Triassic fossils were scientifically recognized in northern New Mexico just a century ago when Edward Drinker Cope, the famous paleontologist and zoologist from Philadelphia, passed through this region in 1874 on a journey from Santa Fe to Tierra Amarilla. On this trip Cope picked up a few fossil reptilian bones in the vicinity of Gallina, where Upper Triassic sediments are exposed at the base of Cerro Blanco. In the hundred years since Cope's chance discovery various paleontologists have collected and studied Triassic fossils from northern New Mexico, to reveal a tetrapod assemblage of true significance for students dedicated to the study of organic evolution and the succession of vertebrate faunas during Mesozoic time. Much has been learned as a result of work during the past century on the Triassic vertebrates of the Southwest in general, and of New Mexico in particular. Much remains to be learned.

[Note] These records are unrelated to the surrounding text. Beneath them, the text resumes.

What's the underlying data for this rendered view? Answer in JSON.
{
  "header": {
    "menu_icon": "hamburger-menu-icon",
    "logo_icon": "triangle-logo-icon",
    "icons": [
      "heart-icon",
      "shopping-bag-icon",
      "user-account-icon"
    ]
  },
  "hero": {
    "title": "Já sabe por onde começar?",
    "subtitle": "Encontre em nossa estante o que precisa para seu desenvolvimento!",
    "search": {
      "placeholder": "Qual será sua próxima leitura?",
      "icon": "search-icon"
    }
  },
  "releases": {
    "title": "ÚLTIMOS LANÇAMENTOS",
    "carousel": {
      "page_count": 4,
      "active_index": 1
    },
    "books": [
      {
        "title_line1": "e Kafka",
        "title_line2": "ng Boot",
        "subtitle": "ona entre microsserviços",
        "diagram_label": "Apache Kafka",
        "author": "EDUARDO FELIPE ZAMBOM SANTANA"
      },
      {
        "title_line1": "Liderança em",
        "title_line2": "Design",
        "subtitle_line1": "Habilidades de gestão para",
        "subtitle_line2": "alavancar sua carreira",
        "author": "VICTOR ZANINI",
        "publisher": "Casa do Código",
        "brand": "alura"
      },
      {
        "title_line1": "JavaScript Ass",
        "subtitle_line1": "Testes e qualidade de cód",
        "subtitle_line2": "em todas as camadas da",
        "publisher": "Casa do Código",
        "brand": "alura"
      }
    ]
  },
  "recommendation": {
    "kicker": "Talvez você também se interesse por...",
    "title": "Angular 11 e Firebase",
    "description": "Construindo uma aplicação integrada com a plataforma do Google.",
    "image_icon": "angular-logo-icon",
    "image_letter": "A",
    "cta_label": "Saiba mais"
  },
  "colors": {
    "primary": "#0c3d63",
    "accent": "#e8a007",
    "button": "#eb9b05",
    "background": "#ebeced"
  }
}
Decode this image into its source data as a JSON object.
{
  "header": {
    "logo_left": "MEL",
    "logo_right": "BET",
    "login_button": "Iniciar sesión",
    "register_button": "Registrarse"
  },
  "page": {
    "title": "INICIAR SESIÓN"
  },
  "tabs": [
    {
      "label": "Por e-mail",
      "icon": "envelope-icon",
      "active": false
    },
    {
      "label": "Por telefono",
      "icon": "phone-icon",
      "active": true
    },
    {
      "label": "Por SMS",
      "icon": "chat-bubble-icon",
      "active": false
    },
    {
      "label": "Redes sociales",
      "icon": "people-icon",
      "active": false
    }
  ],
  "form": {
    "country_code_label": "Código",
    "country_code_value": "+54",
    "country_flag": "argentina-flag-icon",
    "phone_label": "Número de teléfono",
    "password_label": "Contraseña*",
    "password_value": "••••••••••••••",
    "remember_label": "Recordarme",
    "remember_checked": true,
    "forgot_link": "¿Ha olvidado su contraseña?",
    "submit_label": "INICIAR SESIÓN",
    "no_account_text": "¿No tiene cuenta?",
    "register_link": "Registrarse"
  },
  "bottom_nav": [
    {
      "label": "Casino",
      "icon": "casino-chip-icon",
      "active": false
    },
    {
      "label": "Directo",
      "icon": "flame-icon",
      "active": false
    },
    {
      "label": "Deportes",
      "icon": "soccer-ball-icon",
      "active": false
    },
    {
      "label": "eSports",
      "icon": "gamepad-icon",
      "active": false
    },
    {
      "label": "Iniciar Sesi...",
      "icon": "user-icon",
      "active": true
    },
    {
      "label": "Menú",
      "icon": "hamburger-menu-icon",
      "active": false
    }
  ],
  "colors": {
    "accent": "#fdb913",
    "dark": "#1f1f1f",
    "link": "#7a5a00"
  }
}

Three areas in northern New Mexico have yielded Triassic fossils: namely the slopes at the base of Cerro Blanco (already mentioned) a hogback immediately to the west of Capulin Mesa, as well as around the Mesa; the badlands at Ghost Ranch, and particularily the basal portions of the colorful cliffs which rise in spectacular splendor behind the ranch; and exposures in the vicinity of Lamy, to the south of Santa Fe. Our interest is in the first two of the areas listed, and especially the sediments at Ghost Ranch.